These concerns have led to discussions about whether international controls should, or even could, be applied to cyberweapons and related technologies, as they are for conventional weapons and weapons of mass destruction (WMD). Would the kind of arms control frameworks now used for physical weapons—international treaties, trade control mechanisms, sanctions—work for the production, use and trade of cyberweapons? Could they prevent a cyber-arms race, the transformation of cyberspace into a battlefield, and ubiquitous state surveillance throughout the Internet?
In 2011 Russia submitted a draft international code of conduct for information security to the United Nations, as part of an initiative supported by China, Tajikistan and Uzbekistan. This code would require states not to use ‘information and communications technologies, including networks, to carry out hostile activities or acts of aggression, pose threats to international peace and security or proliferate weapons or related technologies’. While some questioned the motives behind the move, it at least triggered debate on the feasibility of an international treaty, perhaps comparable to the 1992 Chemical Weapons Convention (CWC) or the 1972 Biological and Toxin Weapons Convention (BTWC), that would ban the use of cyberweapons.
This debate, however, revealed major practical and political obstacles to such a treaty. The first was the question of exactly what it would be banning. There are still widely differing opinions about what should be considered a cyberweapon. Some prefer a narrow definition based on that for physical weapons: a tool used to inflict harm or the threat of harm. Others believe that spyware (such as Trojan Horses and encryption-stripping technologies) and other surveillance software should be included, as they could gather strategic information that would help in the preparation of an attack. However, most surveillance software is used for purely commercial crimes such as industrial espionage and fraud.
Also, the speed with which new methods and tools for attacks are developed would make any attempt at listing and classification of cyberweapons an endless and rather futile exercise. A cyberweapon would most likely be superseded before it ever made it onto an official control list.
Another issue is the technical complexity of monitoring ‘stockpiles’ of cyberweapons.
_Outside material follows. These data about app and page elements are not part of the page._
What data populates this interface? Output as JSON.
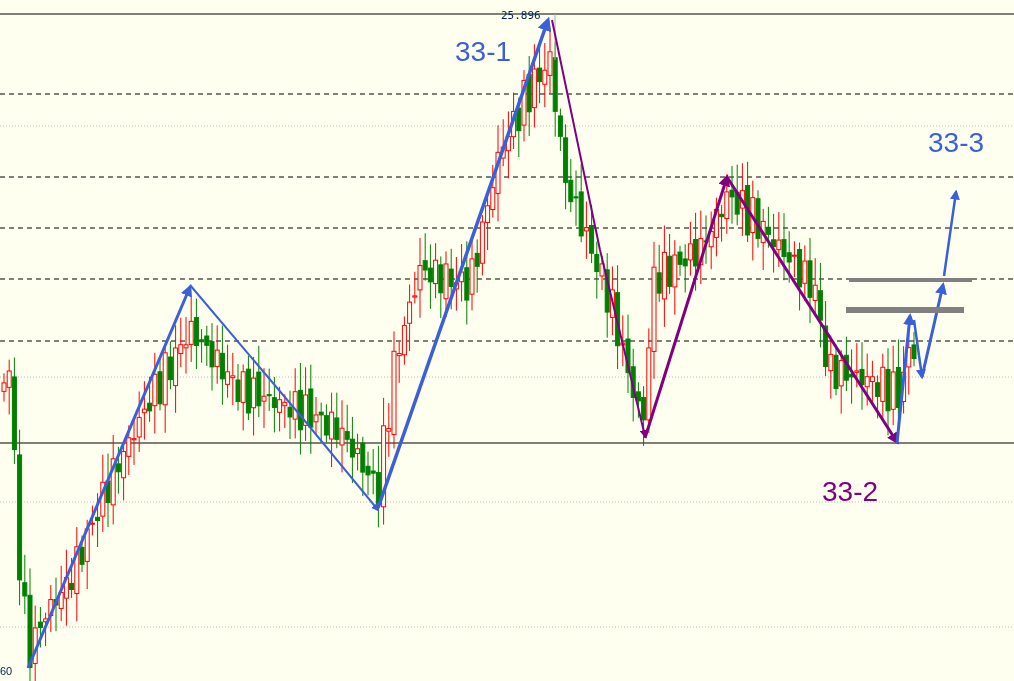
{
  "chart": {
    "high_label": "25.896",
    "low_label": "60",
    "waves": [
      {
        "label": "33-1",
        "color": "#3b5fd8"
      },
      {
        "label": "33-2",
        "color": "#800080"
      },
      {
        "label": "33-3",
        "color": "#3b5fd8"
      }
    ]
  }
}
Being software, cyberweapons can be reproduced and stored at minimal cost. Furthermore, arms control treaties require verification mechanisms, but it is beyond dispute that no state would allow a third party to scan its governmental computer systems and networks for this purpose.
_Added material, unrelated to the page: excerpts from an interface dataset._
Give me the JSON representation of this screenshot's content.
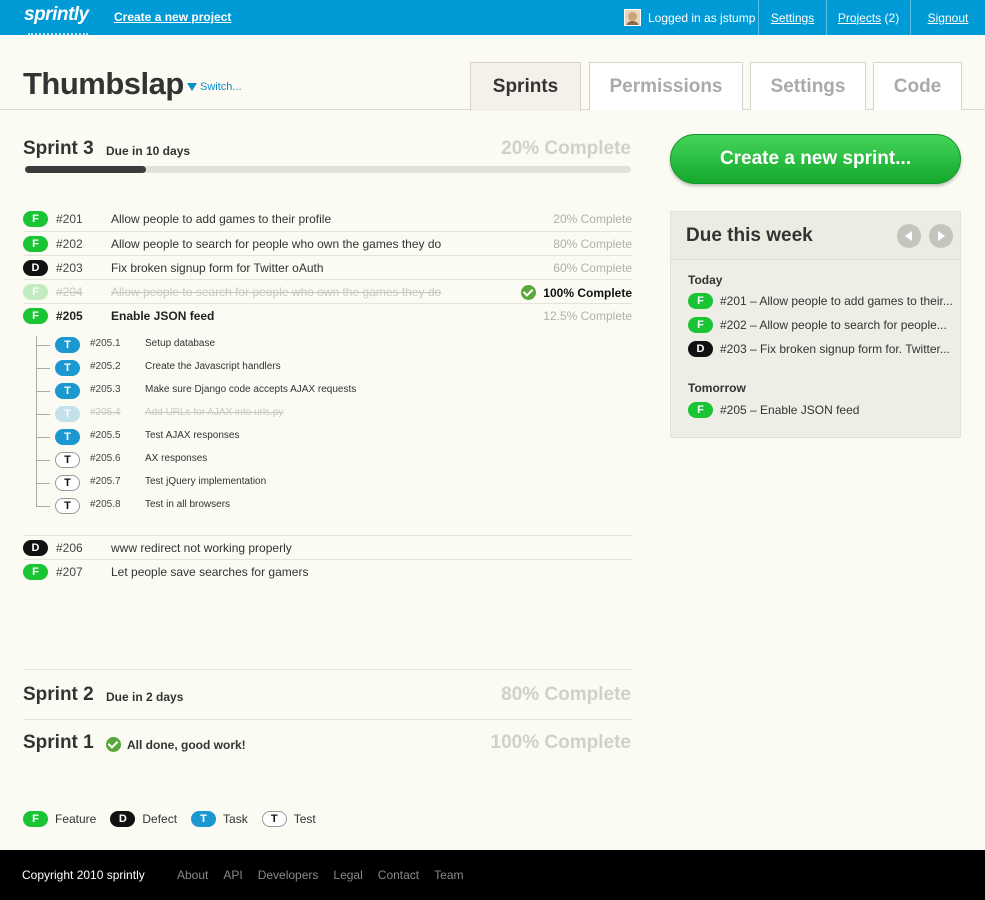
{
  "topbar": {
    "logo": "sprintly",
    "create_project": "Create a new project",
    "user": "Logged in as jstump",
    "links": [
      {
        "label": "Settings"
      },
      {
        "label": "Projects",
        "suffix": " (2)"
      },
      {
        "label": "Signout"
      }
    ]
  },
  "header": {
    "project": "Thumbslap",
    "switch": "Switch...",
    "tabs": [
      "Sprints",
      "Permissions",
      "Settings",
      "Code"
    ],
    "active_tab": "Sprints"
  },
  "sprint3": {
    "title": "Sprint 3",
    "due": "Due in 10 days",
    "complete": "20% Complete",
    "progress": 0.2,
    "items": [
      {
        "type": "F",
        "num": "#201",
        "title": "Allow people to add games to their profile",
        "pct": "20% Complete"
      },
      {
        "type": "F",
        "num": "#202",
        "title": "Allow people to search for people who own the games they do",
        "pct": "80% Complete"
      },
      {
        "type": "D",
        "num": "#203",
        "title": "Fix broken signup form for Twitter oAuth",
        "pct": "60% Complete"
      },
      {
        "type": "F",
        "num": "#204",
        "title": "Allow people to search for people who own the games they do",
        "pct": "100% Complete"
      },
      {
        "type": "F",
        "num": "#205",
        "title": "Enable JSON feed",
        "pct": "12.5% Complete"
      }
    ],
    "subtasks": [
      {
        "type": "T",
        "num": "#205.1",
        "title": "Setup database"
      },
      {
        "type": "T",
        "num": "#205.2",
        "title": "Create the Javascript handlers"
      },
      {
        "type": "T",
        "num": "#205.3",
        "title": "Make sure Django code accepts AJAX requests"
      },
      {
        "type": "T",
        "num": "#205.4",
        "title": "Add URLs for AJAX into urls.py"
      },
      {
        "type": "T",
        "num": "#205.5",
        "title": "Test AJAX responses"
      },
      {
        "type": "T",
        "num": "#205.6",
        "title": "AX responses"
      },
      {
        "type": "T",
        "num": "#205.7",
        "title": "Test jQuery implementation"
      },
      {
        "type": "T",
        "num": "#205.8",
        "title": "Test in all browsers"
      }
    ],
    "more_items": [
      {
        "type": "D",
        "num": "#206",
        "title": "www redirect not working properly"
      },
      {
        "type": "F",
        "num": "#207",
        "title": "Let people save searches for gamers"
      }
    ]
  },
  "sprint2": {
    "title": "Sprint 2",
    "due": "Due in 2 days",
    "complete": "80% Complete"
  },
  "sprint1": {
    "title": "Sprint 1",
    "note": "All done, good work!",
    "complete": "100% Complete"
  },
  "legend": [
    {
      "badge": "F",
      "label": "Feature"
    },
    {
      "badge": "D",
      "label": "Defect"
    },
    {
      "badge": "T",
      "label": "Task"
    },
    {
      "badge": "T",
      "label": "Test"
    }
  ],
  "sidebar": {
    "create_sprint": "Create a new sprint...",
    "due_title": "Due this week",
    "today_label": "Today",
    "today": [
      {
        "type": "F",
        "text": "#201 – Allow people to add games to their..."
      },
      {
        "type": "F",
        "text": "#202 – Allow people to search for people..."
      },
      {
        "type": "D",
        "text": "#203 – Fix broken signup form for. Twitter..."
      }
    ],
    "tomorrow_label": "Tomorrow",
    "tomorrow": [
      {
        "type": "F",
        "text": "#205 – Enable JSON feed"
      }
    ]
  },
  "footer": {
    "copyright": "Copyright 2010 sprintly",
    "links": [
      "About",
      "API",
      "Developers",
      "Legal",
      "Contact",
      "Team"
    ]
  },
  "colors": {
    "topbar": "#009bd6",
    "feature": "#19c535",
    "defect": "#111111",
    "task": "#1b98d0",
    "button_green": "#27c03f"
  }
}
There is also the question of attribution. The authors and users of cyberweapons can easily conceal their identities, making it difficult to discover with any certainty who launched a cyberattack and whether the purpose was criminal or military.
Finally, many states might see little to gain from banning tools that enable them to take military action without the use of armed force and with a great level of secrecy.
Although a global ban on cyberweapons is unlikely to materialize, this does not prevent states from putting restrictions on their own use of cyberweapons and cybersurveillance technologies, or from trying to negotiate and establish some global norms on their use. These norms could include, for example, no-first-use policies, programming cyberweapons to self-destruct at the end of hostilities, and outlawing attacks against civilian infrastructure.
Verifying that states are respecting their commitments would probably be very difficult. Even so, this exercise would be a step towards building confidence and understanding. In the words of Bruce Schneier, a cybersecurity expert, ‘the very act of negotiating limits the arms race and paves the way to peace’.